Title: The Wolf and the Woodsman
Author: Ava Reid
Publisher: Del Rey
Page Count: 448
Publication Date: 2021
Category/Genre: Fiction, Adult Fiction, Fantasy, Retelling, Mythology/folklore, Romance, Magic
Good Reads Rating: ★★★★☆ (3.60)
My Rating: ★★★★☆ (4)
In her forest-veiled pagan village, Évike is the only woman without power, making her an outcast clearly abandoned by the gods. The villagers blame her corrupted bloodline—her father was a Yehuli man, one of the much-loathed servants of the fanatical king. When soldiers arrive from the Holy Order of Woodsmen to claim a pagan girl for the king’s blood sacrifice, Évike is betrayed by her fellow villagers and surrendered.
But when monsters attack the Woodsmen and their captive en route, slaughtering everyone but Évike and the cold, one-eyed captain, they have no choice but to rely on each other. Except he’s no ordinary Woodsman—he’s the disgraced prince, Gáspár Bárány, whose father needs pagan magic to consolidate his power. Gáspár fears that his cruelly zealous brother plans to seize the throne and instigate a violent reign that would damn the pagans and the Yehuli alike. As the son of a reviled foreign queen, Gáspár understands what it’s like to be an outcast, and he and Évike make a tenuous pact to stop his brother.
As their mission takes them from the bitter northern tundra to the smog-choked capital, their mutual loathing slowly turns to affection, bound by a shared history of alienation and oppression. However, trust can easily turn to betrayal, and as Évike reconnects with her estranged father and discovers her own hidden magic, she and Gáspár need to decide whose side they’re on, and what they’re willing to give up for a nation that never cared for them at all.
In the vein of Naomi Novik’s New York Times bestseller Spinning Silver and Katherine Arden’s national bestseller The Bear and the Nightingale, this unforgettable debut— inspired by Hungarian history and Jewish mythology—follows a young pagan woman with hidden powers and a one-eyed captain of the Woodsmen as they form an unlikely alliance to thwart a tyrant.
The Wolf and the Woodsman is a fantasy novel rooted in history and myth based on Jewish and Hungarian folklore. It creates a rich and complex picture of cultural identity and bloodlines.
On the surface, this book is a dark fairytale-esq with an enemies-to-lovers trope and a castoff protagonist-turned-heroine.
“If you stare long enough into the darkness of the forest, eventually something will stare right back.”
But there is a much sharper edge to it than that.
This story explores nation-building with the aggressive and constant propaganda that oppresses the marginalized groups and has religious persecution, cultural genocide, and ethnic cleansing at the core.
“All that talk of quiet obedience is for their benefit, not yours.
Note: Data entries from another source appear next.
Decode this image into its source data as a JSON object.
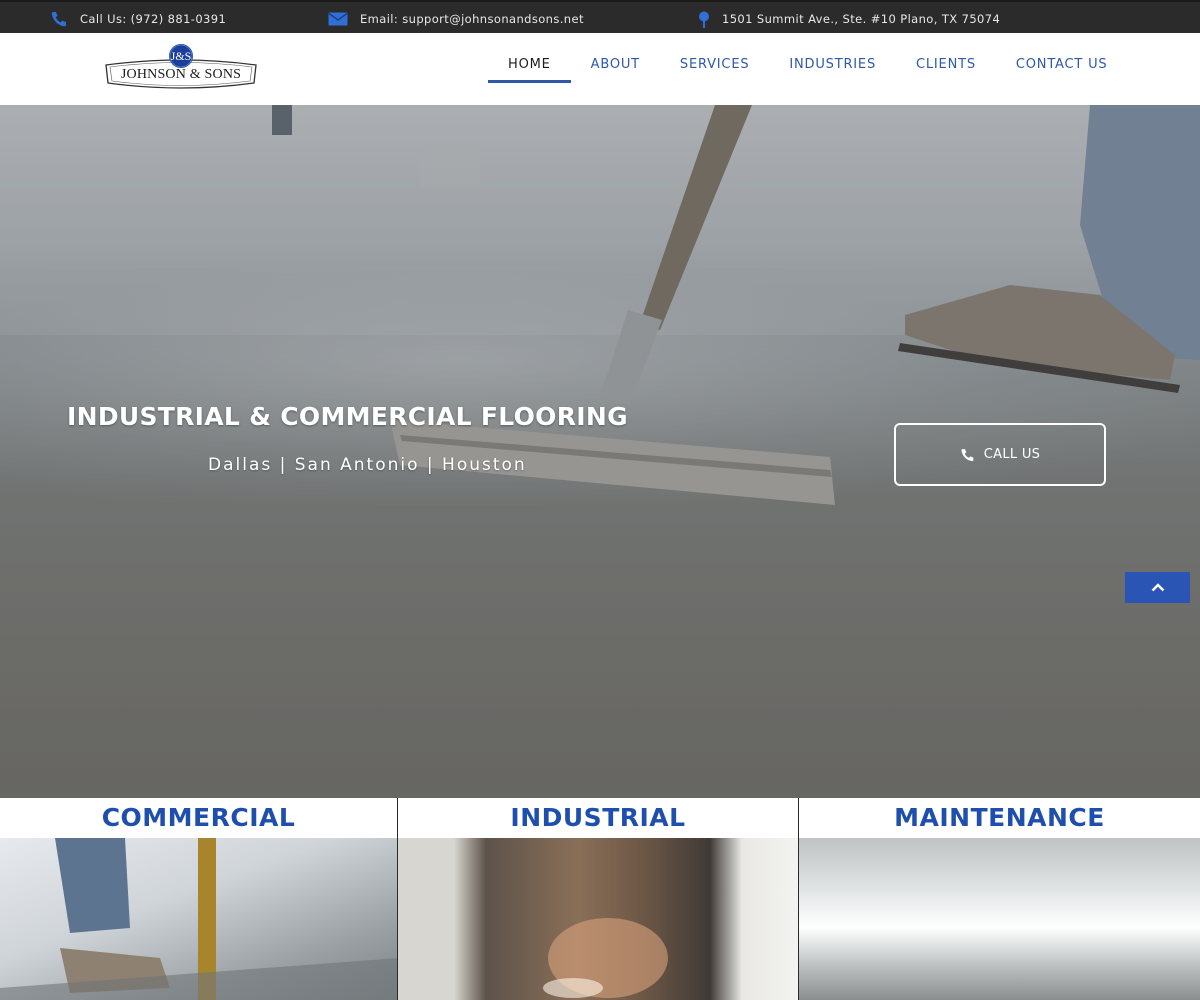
{
  "topbar": {
    "phone": "Call Us: (972) 881-0391",
    "email": "Email: support@johnsonandsons.net",
    "address": "1501 Summit Ave., Ste. #10 Plano, TX 75074"
  },
  "logo": {
    "monogram": "J&S",
    "name": "JOHNSON & SONS"
  },
  "nav": {
    "items": [
      "HOME",
      "ABOUT",
      "SERVICES",
      "INDUSTRIES",
      "CLIENTS",
      "CONTACT US"
    ],
    "active": "HOME"
  },
  "hero": {
    "title": "INDUSTRIAL & COMMERCIAL FLOORING",
    "cities": "Dallas | San Antonio | Houston",
    "button_label": "CALL US"
  },
  "tiles": [
    {
      "title": "COMMERCIAL"
    },
    {
      "title": "INDUSTRIAL"
    },
    {
      "title": "MAINTENANCE"
    }
  ],
  "colors": {
    "accent": "#2f58a8",
    "topbar_bg": "#2b2b2b",
    "tile_title": "#1f4fae",
    "scroll_button": "#2b55b5"
  },
  "icons": {
    "phone": "phone-icon",
    "email": "envelope-icon",
    "address": "map-pin-icon",
    "scroll_top": "chevron-up-icon"
  }
}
They don’t have to go to the effort of striking you down if you’re already on your knees.”
Reid does an amazing job at weaving in the folklore stories through the plot as our characters travel through the lands and explore their own limits, beliefs, and circumstances.
The writing is gorgeous and atmospheric. The story is haunting and the words are powerful — perfectly reflective of the importance of both stories and words in both the novel and our lives.
This is not a young adult fantasy book and has many trigger warnings such as gore, self-harm, mutilation, antisemitism, genocide, ethnic cleansing, torture, and body harm as a magic system.